### Task instructions:
Give back the records in full, with every line exactly as it was.

### Records provided:
•••
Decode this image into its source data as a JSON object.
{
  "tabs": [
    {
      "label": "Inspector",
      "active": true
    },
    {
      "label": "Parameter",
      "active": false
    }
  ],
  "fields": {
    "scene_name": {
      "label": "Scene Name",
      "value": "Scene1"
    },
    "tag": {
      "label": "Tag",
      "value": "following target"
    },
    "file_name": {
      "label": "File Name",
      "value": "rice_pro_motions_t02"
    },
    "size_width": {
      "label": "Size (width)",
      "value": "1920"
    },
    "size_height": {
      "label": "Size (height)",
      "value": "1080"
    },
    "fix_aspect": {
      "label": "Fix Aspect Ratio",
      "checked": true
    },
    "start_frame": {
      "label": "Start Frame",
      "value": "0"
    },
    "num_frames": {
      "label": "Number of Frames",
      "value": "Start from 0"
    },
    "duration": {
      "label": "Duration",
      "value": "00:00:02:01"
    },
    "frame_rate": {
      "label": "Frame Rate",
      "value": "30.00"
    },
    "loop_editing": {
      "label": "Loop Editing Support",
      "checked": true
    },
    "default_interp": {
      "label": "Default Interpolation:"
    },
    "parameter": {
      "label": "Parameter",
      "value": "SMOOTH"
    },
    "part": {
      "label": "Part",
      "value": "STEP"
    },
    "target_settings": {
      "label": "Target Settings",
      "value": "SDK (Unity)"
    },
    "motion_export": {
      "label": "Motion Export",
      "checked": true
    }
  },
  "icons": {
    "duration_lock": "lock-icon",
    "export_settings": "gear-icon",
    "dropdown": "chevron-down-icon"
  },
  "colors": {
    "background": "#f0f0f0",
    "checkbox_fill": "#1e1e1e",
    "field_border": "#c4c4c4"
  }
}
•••
### Exercise answer:
Decode this image into its source data as a JSON object.
{
  "tabs": [
    {
      "label": "Inspector",
      "active": true
    },
    {
      "label": "Parameter",
      "active": false
    }
  ],
  "fields": {
    "scene_name": {
      "label": "Scene Name",
      "value": "Scene1"
    },
    "tag": {
      "label": "Tag",
      "value": "following target"
    },
    "file_name": {
      "label": "File Name",
      "value": "rice_pro_motions_t02"
    },
    "size_width": {
      "label": "Size (width)",
      "value": "1920"
    },
    "size_height": {
      "label": "Size (height)",
      "value": "1080"
    },
    "fix_aspect": {
      "label": "Fix Aspect Ratio",
      "checked": true
    },
    "start_frame": {
      "label": "Start Frame",
      "value": "0"
    },
    "num_frames": {
      "label": "Number of Frames",
      "value": "Start from 0"
    },
    "duration": {
      "label": "Duration",
      "value": "00:00:02:01"
    },
    "frame_rate": {
      "label": "Frame Rate",
      "value": "30.00"
    },
    "loop_editing": {
      "label": "Loop Editing Support",
      "checked": true
    },
    "default_interp": {
      "label": "Default Interpolation:"
    },
    "parameter": {
      "label": "Parameter",
      "value": "SMOOTH"
    },
    "part": {
      "label": "Part",
      "value": "STEP"
    },
    "target_settings": {
      "label": "Target Settings",
      "value": "SDK (Unity)"
    },
    "motion_export": {
      "label": "Motion Export",
      "checked": true
    }
  },
  "icons": {
    "duration_lock": "lock-icon",
    "export_settings": "gear-icon",
    "dropdown": "chevron-down-icon"
  },
  "colors": {
    "background": "#f0f0f0",
    "checkbox_fill": "#1e1e1e",
    "field_border": "#c4c4c4"
  }
}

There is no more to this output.